» **WHAT IS EXPECTED**
Below are some entries. Count the lines where "icon" appears and state only that number.
--- GIVEN RECORDS ---
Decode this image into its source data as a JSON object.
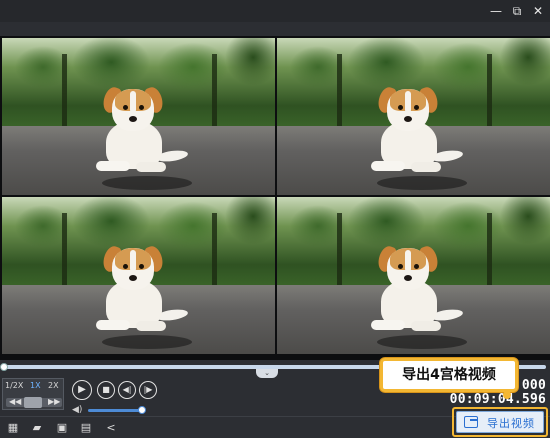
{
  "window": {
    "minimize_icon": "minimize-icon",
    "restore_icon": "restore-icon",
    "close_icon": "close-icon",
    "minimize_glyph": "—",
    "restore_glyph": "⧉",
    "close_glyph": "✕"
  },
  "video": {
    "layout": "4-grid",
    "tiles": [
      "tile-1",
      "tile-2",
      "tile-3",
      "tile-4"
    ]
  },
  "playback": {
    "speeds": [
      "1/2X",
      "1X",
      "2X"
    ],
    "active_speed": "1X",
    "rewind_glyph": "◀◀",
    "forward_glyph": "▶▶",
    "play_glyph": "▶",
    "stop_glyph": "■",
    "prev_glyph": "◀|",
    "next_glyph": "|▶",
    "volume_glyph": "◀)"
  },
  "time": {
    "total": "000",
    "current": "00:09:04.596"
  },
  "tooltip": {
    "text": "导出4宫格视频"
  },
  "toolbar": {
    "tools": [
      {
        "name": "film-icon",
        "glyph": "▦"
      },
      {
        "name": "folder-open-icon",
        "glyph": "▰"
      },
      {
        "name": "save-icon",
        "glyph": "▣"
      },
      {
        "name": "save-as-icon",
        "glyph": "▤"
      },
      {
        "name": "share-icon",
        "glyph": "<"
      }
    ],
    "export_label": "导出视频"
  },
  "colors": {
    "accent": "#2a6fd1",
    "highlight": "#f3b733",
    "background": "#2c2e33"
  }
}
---
» **EXERCISE ANSWER**
8